=== Begin Enclosure ===

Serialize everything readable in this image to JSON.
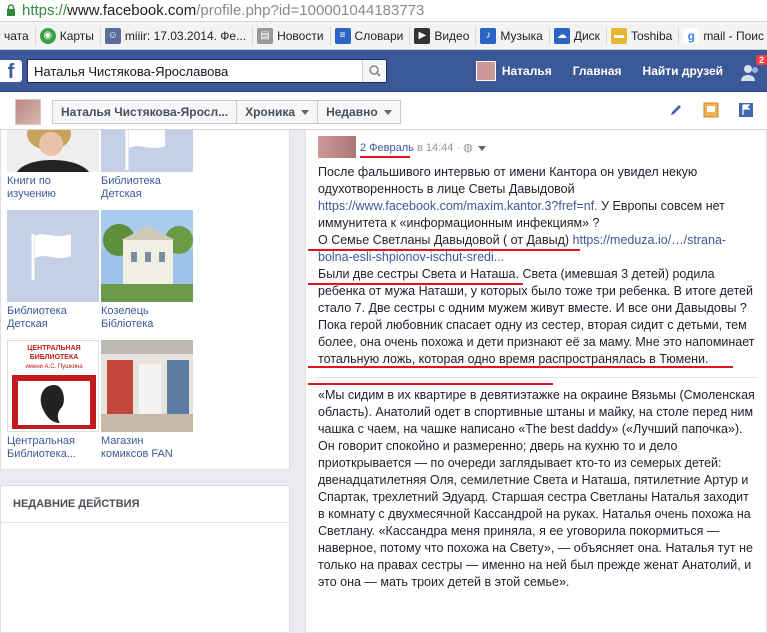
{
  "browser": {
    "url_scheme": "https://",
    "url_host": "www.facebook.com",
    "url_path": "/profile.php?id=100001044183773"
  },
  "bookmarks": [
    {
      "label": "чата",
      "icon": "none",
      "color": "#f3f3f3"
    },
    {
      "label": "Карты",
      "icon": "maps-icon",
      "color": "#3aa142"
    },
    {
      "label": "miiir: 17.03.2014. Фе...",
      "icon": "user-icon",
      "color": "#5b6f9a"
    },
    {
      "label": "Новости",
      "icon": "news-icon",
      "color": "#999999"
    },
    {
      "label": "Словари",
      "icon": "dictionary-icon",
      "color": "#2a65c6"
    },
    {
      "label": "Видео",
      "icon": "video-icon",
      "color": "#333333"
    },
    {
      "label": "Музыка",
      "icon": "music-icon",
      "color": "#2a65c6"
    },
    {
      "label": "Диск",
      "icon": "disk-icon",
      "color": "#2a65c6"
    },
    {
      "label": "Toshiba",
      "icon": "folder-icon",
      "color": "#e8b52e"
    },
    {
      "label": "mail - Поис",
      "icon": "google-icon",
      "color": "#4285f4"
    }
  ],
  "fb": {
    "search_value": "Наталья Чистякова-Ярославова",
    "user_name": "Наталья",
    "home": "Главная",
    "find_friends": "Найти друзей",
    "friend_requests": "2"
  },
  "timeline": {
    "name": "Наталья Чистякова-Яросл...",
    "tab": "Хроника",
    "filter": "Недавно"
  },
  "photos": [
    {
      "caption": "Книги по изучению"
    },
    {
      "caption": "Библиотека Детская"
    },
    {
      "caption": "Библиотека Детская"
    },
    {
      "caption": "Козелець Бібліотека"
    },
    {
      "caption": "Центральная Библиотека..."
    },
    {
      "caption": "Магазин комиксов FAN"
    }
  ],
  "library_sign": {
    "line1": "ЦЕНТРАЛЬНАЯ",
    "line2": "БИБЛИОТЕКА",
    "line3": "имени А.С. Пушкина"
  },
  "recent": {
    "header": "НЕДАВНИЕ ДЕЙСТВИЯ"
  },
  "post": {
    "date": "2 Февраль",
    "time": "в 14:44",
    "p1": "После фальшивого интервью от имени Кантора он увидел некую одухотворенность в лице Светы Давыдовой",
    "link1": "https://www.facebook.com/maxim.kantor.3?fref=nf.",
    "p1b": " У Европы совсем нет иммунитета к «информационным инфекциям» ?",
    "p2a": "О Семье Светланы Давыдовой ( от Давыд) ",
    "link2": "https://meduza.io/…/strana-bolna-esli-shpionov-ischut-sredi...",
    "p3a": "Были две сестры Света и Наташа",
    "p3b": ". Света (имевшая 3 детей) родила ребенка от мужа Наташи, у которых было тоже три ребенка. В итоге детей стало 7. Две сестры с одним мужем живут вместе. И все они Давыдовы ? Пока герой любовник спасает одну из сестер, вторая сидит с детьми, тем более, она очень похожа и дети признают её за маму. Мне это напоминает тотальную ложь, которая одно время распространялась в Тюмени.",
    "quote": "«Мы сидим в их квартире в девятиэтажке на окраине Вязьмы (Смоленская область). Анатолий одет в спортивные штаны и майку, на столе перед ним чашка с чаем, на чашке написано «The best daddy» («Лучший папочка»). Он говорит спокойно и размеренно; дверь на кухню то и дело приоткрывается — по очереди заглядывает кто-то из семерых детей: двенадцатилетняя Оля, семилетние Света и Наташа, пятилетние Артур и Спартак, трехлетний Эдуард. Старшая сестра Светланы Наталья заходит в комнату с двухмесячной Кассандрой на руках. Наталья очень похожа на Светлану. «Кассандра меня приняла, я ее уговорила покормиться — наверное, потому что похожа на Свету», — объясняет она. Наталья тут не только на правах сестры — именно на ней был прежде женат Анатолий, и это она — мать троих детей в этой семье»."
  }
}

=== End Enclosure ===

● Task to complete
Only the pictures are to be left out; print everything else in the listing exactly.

● Output for this task
Serialize everything readable in this image to JSON.
{
  "browser": {
    "url_scheme": "https://",
    "url_host": "www.facebook.com",
    "url_path": "/profile.php?id=100001044183773"
  },
  "bookmarks": [
    {
      "label": "чата",
      "icon": "none",
      "color": "#f3f3f3"
    },
    {
      "label": "Карты",
      "icon": "maps-icon",
      "color": "#3aa142"
    },
    {
      "label": "miiir: 17.03.2014. Фе...",
      "icon": "user-icon",
      "color": "#5b6f9a"
    },
    {
      "label": "Новости",
      "icon": "news-icon",
      "color": "#999999"
    },
    {
      "label": "Словари",
      "icon": "dictionary-icon",
      "color": "#2a65c6"
    },
    {
      "label": "Видео",
      "icon": "video-icon",
      "color": "#333333"
    },
    {
      "label": "Музыка",
      "icon": "music-icon",
      "color": "#2a65c6"
    },
    {
      "label": "Диск",
      "icon": "disk-icon",
      "color": "#2a65c6"
    },
    {
      "label": "Toshiba",
      "icon": "folder-icon",
      "color": "#e8b52e"
    },
    {
      "label": "mail - Поис",
      "icon": "google-icon",
      "color": "#4285f4"
    }
  ],
  "fb": {
    "search_value": "Наталья Чистякова-Ярославова",
    "user_name": "Наталья",
    "home": "Главная",
    "find_friends": "Найти друзей",
    "friend_requests": "2"
  },
  "timeline": {
    "name": "Наталья Чистякова-Яросл...",
    "tab": "Хроника",
    "filter": "Недавно"
  },
  "photos": [
    {
      "caption": "Книги по изучению"
    },
    {
      "caption": "Библиотека Детская"
    },
    {
      "caption": "Библиотека Детская"
    },
    {
      "caption": "Козелець Бібліотека"
    },
    {
      "caption": "Центральная Библиотека..."
    },
    {
      "caption": "Магазин комиксов FAN"
    }
  ],
  "library_sign": {
    "line1": "ЦЕНТРАЛЬНАЯ",
    "line2": "БИБЛИОТЕКА",
    "line3": "имени А.С. Пушкина"
  },
  "recent": {
    "header": "НЕДАВНИЕ ДЕЙСТВИЯ"
  },
  "post": {
    "date": "2 Февраль",
    "time": "в 14:44",
    "p1": "После фальшивого интервью от имени Кантора он увидел некую одухотворенность в лице Светы Давыдовой",
    "link1": "https://www.facebook.com/maxim.kantor.3?fref=nf.",
    "p1b": " У Европы совсем нет иммунитета к «информационным инфекциям» ?",
    "p2a": "О Семье Светланы Давыдовой ( от Давыд) ",
    "link2": "https://meduza.io/…/strana-bolna-esli-shpionov-ischut-sredi...",
    "p3a": "Были две сестры Света и Наташа",
    "p3b": ". Света (имевшая 3 детей) родила ребенка от мужа Наташи, у которых было тоже три ребенка. В итоге детей стало 7. Две сестры с одним мужем живут вместе. И все они Давыдовы ? Пока герой любовник спасает одну из сестер, вторая сидит с детьми, тем более, она очень похожа и дети признают её за маму. Мне это напоминает тотальную ложь, которая одно время распространялась в Тюмени.",
    "quote": "«Мы сидим в их квартире в девятиэтажке на окраине Вязьмы (Смоленская область). Анатолий одет в спортивные штаны и майку, на столе перед ним чашка с чаем, на чашке написано «The best daddy» («Лучший папочка»). Он говорит спокойно и размеренно; дверь на кухню то и дело приоткрывается — по очереди заглядывает кто-то из семерых детей: двенадцатилетняя Оля, семилетние Света и Наташа, пятилетние Артур и Спартак, трехлетний Эдуард. Старшая сестра Светланы Наталья заходит в комнату с двухмесячной Кассандрой на руках. Наталья очень похожа на Светлану. «Кассандра меня приняла, я ее уговорила покормиться — наверное, потому что похожа на Свету», — объясняет она. Наталья тут не только на правах сестры — именно на ней был прежде женат Анатолий, и это она — мать троих детей в этой семье»."
  }
}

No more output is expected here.